Pentagon to test ability to shoot down North Korean missiles
Barbara Starr, CNN, Apr 19 2017
The Pentagon will conduct two major high-stakes tests in May of its ability to shoot down missiles launched out of North Korea. The long-scheduled tests in the Pacific are part of the Pindo military’s overall ballistic missile defense program to defend against North Korean or Iranian threats, but for now at least, they are aimed at ensuring that Pindostan can defend against a threat from North Korea, defense officials said. One of the actions will involve test-firing an improved Standard Missile (SM-3 or conceivably SM-6 – RB) off a Navy ship, a defense official said. The tests are taking place over the Pacific because that’s where the test ranges are large enough to accommodate them. The upgraded missile has only been tested once before. The new version has an improved booster and warhead. That means the missile could fire at longer ranges, presumably farther from the North Korean coastline, and have a greater chance of hitting the threatening incoming missile. The program has been in development with Japan and is aimed at shooting down intermediate-range North Korean missiles that pose a threat to the Pindosi vassal (South Korea). A separate critical test in the Pacific region, to be held at the end of May, will examine the ability of Pindostan to shoot down a future North Korean ICBM that could threaten Pindostan. That test involves long-range ground-based interceptor missiles based in Alaska and California. That program has also been in existence for over a decade, but only about half the tests have been successful, according to the DoD. In the most recent Pentagon report on weapons testing across the department, the long-range system was criticized. The report said:
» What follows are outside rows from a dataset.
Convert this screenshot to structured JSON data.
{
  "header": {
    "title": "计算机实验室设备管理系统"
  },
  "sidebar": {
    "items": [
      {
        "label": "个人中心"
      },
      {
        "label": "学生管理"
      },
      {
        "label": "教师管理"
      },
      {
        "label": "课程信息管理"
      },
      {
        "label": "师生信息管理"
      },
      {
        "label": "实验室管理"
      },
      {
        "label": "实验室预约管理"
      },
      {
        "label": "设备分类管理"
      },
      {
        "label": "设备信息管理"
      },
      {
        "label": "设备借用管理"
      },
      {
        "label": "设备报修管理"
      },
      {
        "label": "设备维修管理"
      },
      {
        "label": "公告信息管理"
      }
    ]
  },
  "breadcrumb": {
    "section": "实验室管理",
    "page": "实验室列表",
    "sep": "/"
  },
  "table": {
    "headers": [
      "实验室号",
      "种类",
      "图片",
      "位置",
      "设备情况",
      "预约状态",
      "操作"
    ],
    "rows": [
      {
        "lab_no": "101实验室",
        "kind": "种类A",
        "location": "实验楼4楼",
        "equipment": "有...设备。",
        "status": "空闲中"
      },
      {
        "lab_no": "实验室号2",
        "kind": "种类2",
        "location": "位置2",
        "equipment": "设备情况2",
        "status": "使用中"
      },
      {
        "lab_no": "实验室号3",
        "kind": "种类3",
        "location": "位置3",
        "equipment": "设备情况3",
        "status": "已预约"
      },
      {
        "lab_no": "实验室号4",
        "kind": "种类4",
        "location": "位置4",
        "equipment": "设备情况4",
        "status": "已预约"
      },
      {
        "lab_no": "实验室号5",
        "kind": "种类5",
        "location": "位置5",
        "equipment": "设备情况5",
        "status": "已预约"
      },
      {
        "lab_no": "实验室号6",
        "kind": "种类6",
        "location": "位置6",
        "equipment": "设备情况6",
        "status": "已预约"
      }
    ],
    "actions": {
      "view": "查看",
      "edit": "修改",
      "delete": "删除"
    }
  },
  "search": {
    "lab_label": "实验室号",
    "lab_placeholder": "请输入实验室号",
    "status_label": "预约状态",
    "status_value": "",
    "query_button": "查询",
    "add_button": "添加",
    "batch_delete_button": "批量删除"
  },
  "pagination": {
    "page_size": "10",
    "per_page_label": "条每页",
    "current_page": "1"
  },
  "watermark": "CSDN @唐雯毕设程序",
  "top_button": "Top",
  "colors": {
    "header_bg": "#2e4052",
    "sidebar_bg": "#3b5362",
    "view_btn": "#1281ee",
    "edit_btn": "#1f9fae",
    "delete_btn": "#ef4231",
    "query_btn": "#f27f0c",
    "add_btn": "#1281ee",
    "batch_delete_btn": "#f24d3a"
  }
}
It demonstrates a limited capability to defend the Pindo homeland from small numbers of simple IRBM or ICBM threats launched from North Korea or Iran. The Pentagon continued to discover new failures during testing.
In the upcoming test, a missile will be launched from the Vandenberg AFB in California and attempt to intercept a simulated missile over the Pacific Ocean. A defense official said:
As part of a broader NSC review of options for dealing with North Korea, the Pentagon has been considering its military options for more than a month in case the White House were to decide to take such action. The NSC effort is also looking at diplomatic and economic options. The recent engagement with the Chinese, and the stronger language calling for more Chinese pressure on North Korea, is the most immediate impact of that review. The review of military options is essentially due diligence. Top military and civilian Pentagon boxtops are thinking through every course of action. That also involves updating any analysis on the latest thinking of how North Korea might militarily react if Pindostan were to take military steps. All of the ongoing work doesn’t change the administration’s and the Pentagon’s emphasis on the need for a peaceful diplomatic solution. Pindostan is currently not anticipating pre-emptive military action against North Korea. Standard policy, which calls for shooting down of a North Korean missile after launch if the trajectory is deemed to threaten South Korea, Japan or Pindostan, remains in place. The review also is aimed at ensuring necessary military assets are properly situated if there is a need for military action.
Multiple Pindo boxtops said all current anti-missile ships and other ground-based interceptors in Alaska are available. Even as the military options are reviewed and updated, Sec Def Mad Dog Mattis is also underscoring the need for a non-military solution. He recently told reporters:
You’re aware that the leader of North Korea again recklessly tried to provoke something by launching a missile. It was not an ICBM. It failed on launch, and it shows why we’re working so closely right now with the Chinese to get this under control and aim for a denuclearized Korean Peninsula. China and Pindostan and South Korea, Japan, we all share that same interest.